Death is an inevitable part of the experience of every living creature, and Powers weaves it into his novel to demonstrate this fact. His main characters know people close to them who have died, and by the end, many of them are nearing death or have died. As for the trees, they too are dying, but their death at human hands is not like their natural death. In fact, humans barely understand death as it exists in the arboreal world. In The Overstory, Powers wants us to see death as an opportunity for rebirth and renewal—to not be afraid of it. He tells an interviewer, "Contemporary consumer/humanist culture is convinced that if we just hold out long enough and surround ourselves with the best state-of-the-art technologies and biomedical interventions (from apple cider vinegar all the way up to the uploading of souls), then we will never have to die. Consequently, the prospect of death has never been more debilitating.
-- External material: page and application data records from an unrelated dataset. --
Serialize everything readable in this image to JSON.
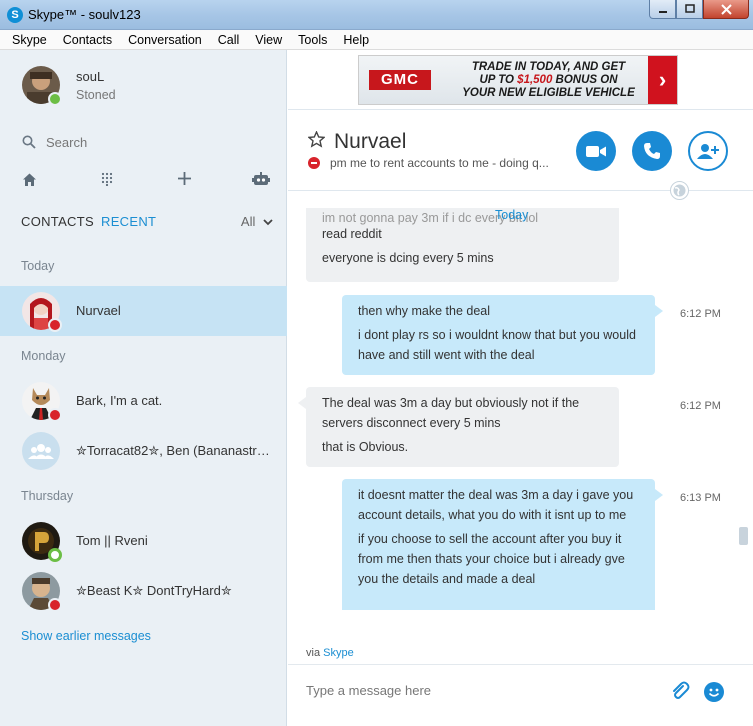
{
  "window": {
    "title": "Skype™ - soulv123",
    "app_icon": "S"
  },
  "menu": [
    "Skype",
    "Contacts",
    "Conversation",
    "Call",
    "View",
    "Tools",
    "Help"
  ],
  "profile": {
    "name": "souL",
    "mood": "Stoned",
    "status": "online"
  },
  "search": {
    "placeholder": "Search"
  },
  "nav_icons": [
    "home-icon",
    "dialpad-icon",
    "add-icon",
    "bot-icon"
  ],
  "tabs": {
    "contacts": "CONTACTS",
    "recent": "RECENT",
    "filter": "All"
  },
  "sections": {
    "today": "Today",
    "monday": "Monday",
    "thursday": "Thursday"
  },
  "contacts": [
    {
      "name": "Nurvael",
      "status": "busy",
      "selected": true
    },
    {
      "name": "Bark, I'm a cat.",
      "status": "busy"
    },
    {
      "name": "✮Torracat82✮, Ben (Bananastr…",
      "status": "group"
    },
    {
      "name": "Tom || Rveni",
      "status": "online"
    },
    {
      "name": "✮Beast K✮ DontTryHard✮",
      "status": "busy"
    }
  ],
  "show_earlier": "Show earlier messages",
  "ad": {
    "brand": "GMC",
    "line1": "TRADE IN TODAY, AND GET",
    "line2_pre": "UP TO ",
    "line2_amount": "$1,500",
    "line2_post": " BONUS ON",
    "line3": "YOUR NEW ELIGIBLE VEHICLE",
    "cta": "›"
  },
  "chat": {
    "title": "Nurvael",
    "mood": "pm me to rent accounts to me - doing q...",
    "date_label": "Today",
    "messages": [
      {
        "dir": "in",
        "lines": [
          "im not gonna pay 3m if i dc every bit lol",
          "read reddit",
          "everyone is dcing every 5 mins"
        ],
        "time": ""
      },
      {
        "dir": "out",
        "lines": [
          "then why make the deal",
          "i dont play rs so i wouldnt know that but you would have and still went with the deal"
        ],
        "time": "6:12 PM"
      },
      {
        "dir": "in",
        "lines": [
          "The deal was 3m a day but obviously not if the servers disconnect every 5 mins",
          "that is Obvious."
        ],
        "time": "6:12 PM"
      },
      {
        "dir": "out",
        "lines": [
          "it doesnt matter the deal was 3m a day i gave you account details, what you do with it isnt up to me",
          "if you choose to sell the account after you buy it from me then thats your choice but i already gve you the details and made a deal"
        ],
        "time": "6:13 PM"
      }
    ],
    "via_prefix": "via ",
    "via_link": "Skype",
    "compose_placeholder": "Type a message here"
  },
  "colors": {
    "accent": "#1a8ad4",
    "sidebar_bg": "#eaf0f5",
    "selected_bg": "#c6e3f4",
    "bubble_out": "#c7e9fa",
    "bubble_in": "#eef0f2",
    "busy": "#d8242c",
    "online": "#6cbe45"
  }
}
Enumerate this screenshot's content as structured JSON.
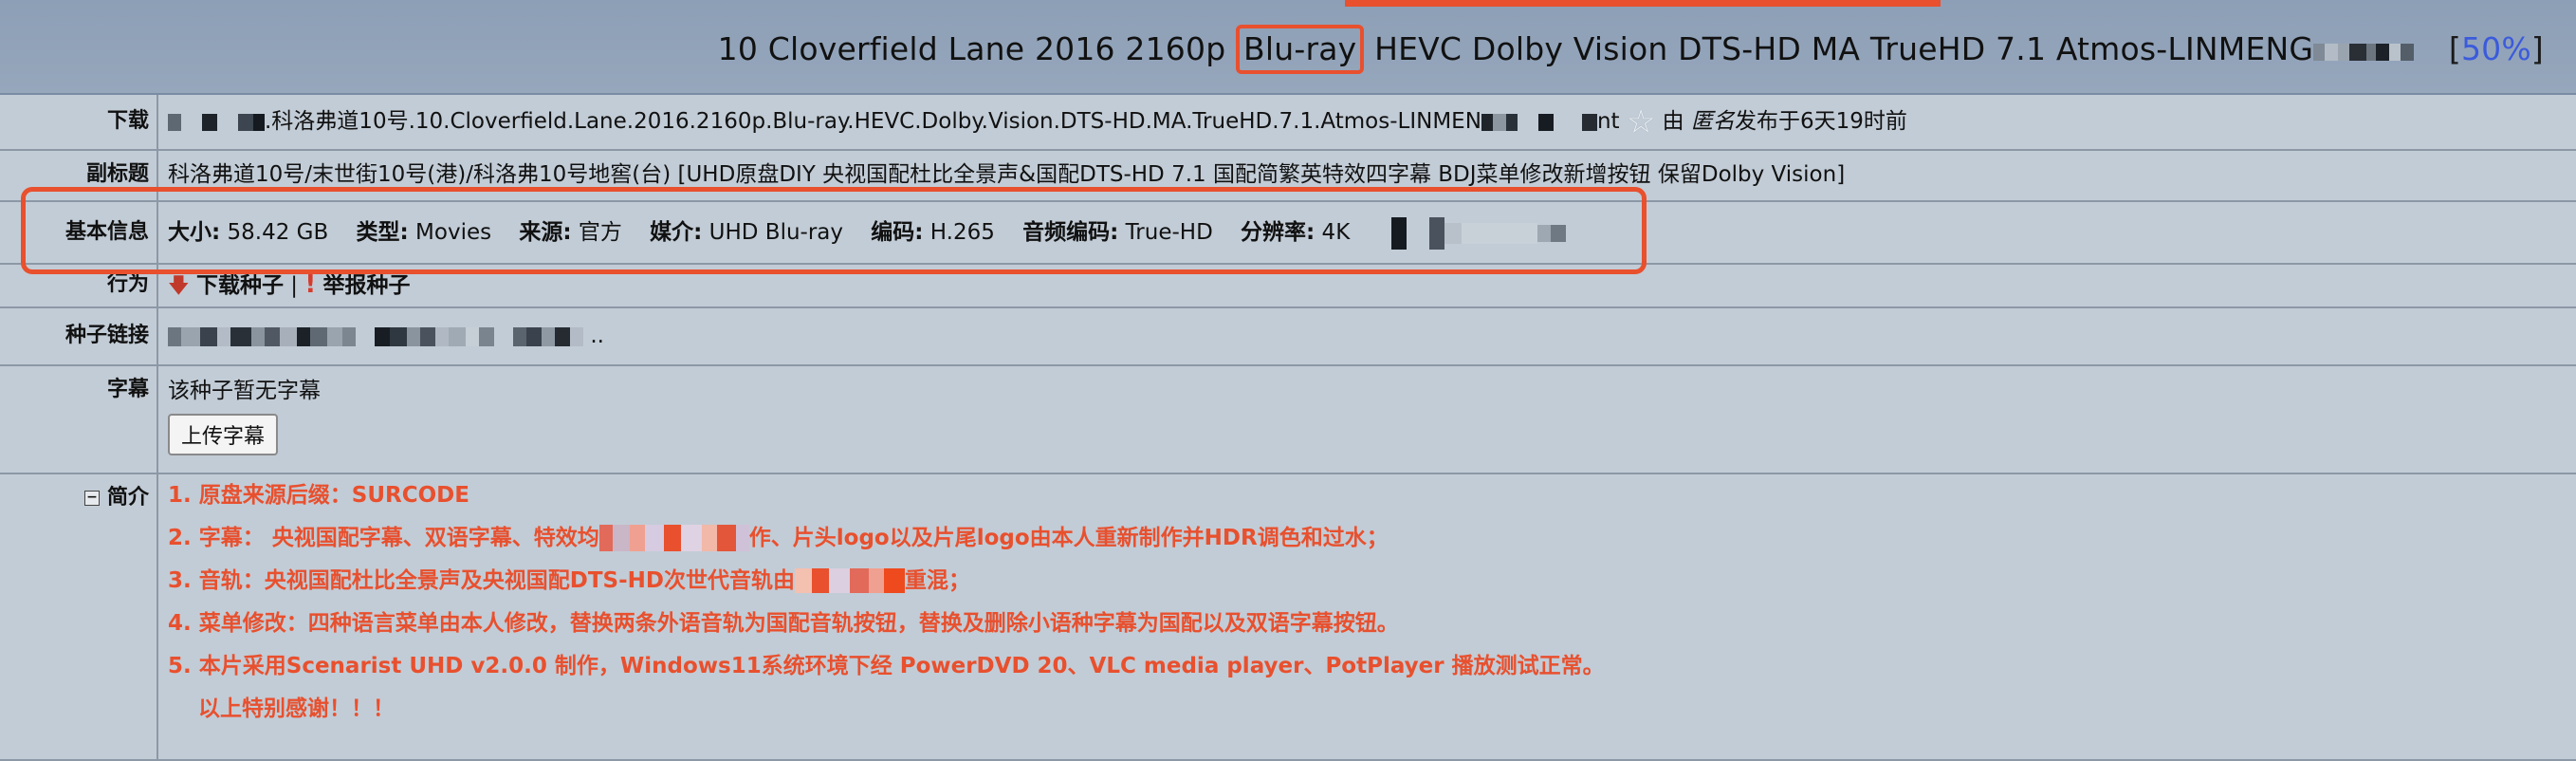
{
  "header": {
    "title_part1": "10 Cloverfield Lane 2016 2160p ",
    "title_highlight": "Blu-ray",
    "title_part2": " HEVC Dolby Vision DTS-HD MA TrueHD 7.1 Atmos-LINMENG",
    "bracket_open": "[",
    "percent": "50%",
    "bracket_close": "]"
  },
  "rows": {
    "download": {
      "label": "下载",
      "filename": ".科洛弗道10号.10.Cloverfield.Lane.2016.2160p.Blu-ray.HEVC.Dolby.Vision.DTS-HD.MA.TrueHD.7.1.Atmos-LINMEN",
      "suffix": "nt",
      "by": "由",
      "uploader": "匿名",
      "posted": "发布于6天19时前"
    },
    "subtitle": {
      "label": "副标题",
      "text": "科洛弗道10号/末世街10号(港)/科洛弗10号地窖(台) [UHD原盘DIY 央视国配杜比全景声&国配DTS-HD 7.1 国配简繁英特效四字幕 BDJ菜单修改新增按钮 保留Dolby Vision]"
    },
    "info": {
      "label": "基本信息",
      "fields": [
        {
          "k": "大小:",
          "v": " 58.42 GB"
        },
        {
          "k": "类型:",
          "v": " Movies"
        },
        {
          "k": "来源:",
          "v": " 官方"
        },
        {
          "k": "媒介:",
          "v": " UHD Blu-ray"
        },
        {
          "k": "编码:",
          "v": " H.265"
        },
        {
          "k": "音频编码:",
          "v": " True-HD"
        },
        {
          "k": "分辨率:",
          "v": " 4K"
        }
      ]
    },
    "action": {
      "label": "行为",
      "download": "下载种子",
      "sep": "|",
      "report": "举报种子"
    },
    "link": {
      "label": "种子链接",
      "tail": ".."
    },
    "subs": {
      "label": "字幕",
      "none_text": "该种子暂无字幕",
      "upload_button": "上传字幕"
    },
    "intro": {
      "label": "简介",
      "lines": [
        "1. 原盘来源后缀：SURCODE",
        "2. 字幕： 央视国配字幕、双语字幕、特效均",
        "作、片头logo以及片尾logo由本人重新制作并HDR调色和过水；",
        "3. 音轨：央视国配杜比全景声及央视国配DTS-HD次世代音轨由",
        "重混；",
        "4. 菜单修改：四种语言菜单由本人修改，替换两条外语音轨为国配音轨按钮，替换及删除小语种字幕为国配以及双语字幕按钮。",
        "5. 本片采用Scenarist UHD v2.0.0 制作，Windows11系统环境下经 PowerDVD 20、VLC media player、PotPlayer 播放测试正常。",
        "以上特别感谢！！！"
      ]
    }
  },
  "colors": {
    "accent": "#e8502e",
    "header_bg": "#8d9fb6",
    "page_bg": "#c2ccd6",
    "link": "#3b5bdb"
  }
}
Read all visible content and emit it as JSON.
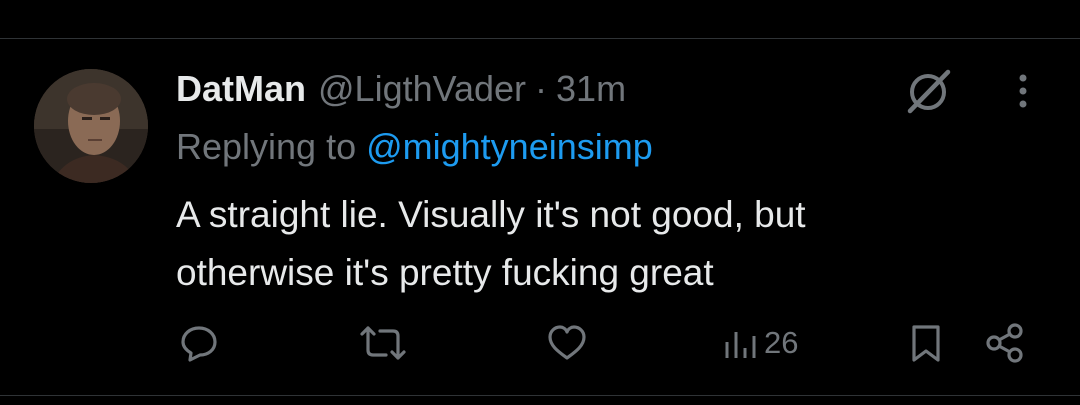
{
  "tweet": {
    "author": {
      "display_name": "DatMan",
      "handle": "@LigthVader",
      "separator": "·",
      "time_ago": "31m"
    },
    "reply": {
      "prefix": "Replying to",
      "mention": "@mightyneinsimp"
    },
    "text_lines": [
      "A straight lie. Visually it's not good, but",
      "otherwise it's pretty fucking great"
    ],
    "actions": {
      "views_count": "26"
    }
  },
  "icons": {
    "grok": "grok-icon",
    "more": "more-icon",
    "reply": "reply-icon",
    "retweet": "retweet-icon",
    "like": "like-icon",
    "views": "views-icon",
    "bookmark": "bookmark-icon",
    "share": "share-icon"
  },
  "colors": {
    "background": "#000000",
    "primary_text": "#e7e9ea",
    "secondary_text": "#71767b",
    "link": "#1d9bf0",
    "divider": "#2f3336"
  }
}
We are all rushing around in a state of hysterical denial, because our central conviction—that meaning is personally generated—is utterly incompatible with the central truth of existence: Everything dies." The best way to think about individual death, he suggests, is not an annihilation; rather, it is a return to a way of existing that ultimately lives with the world, not against it.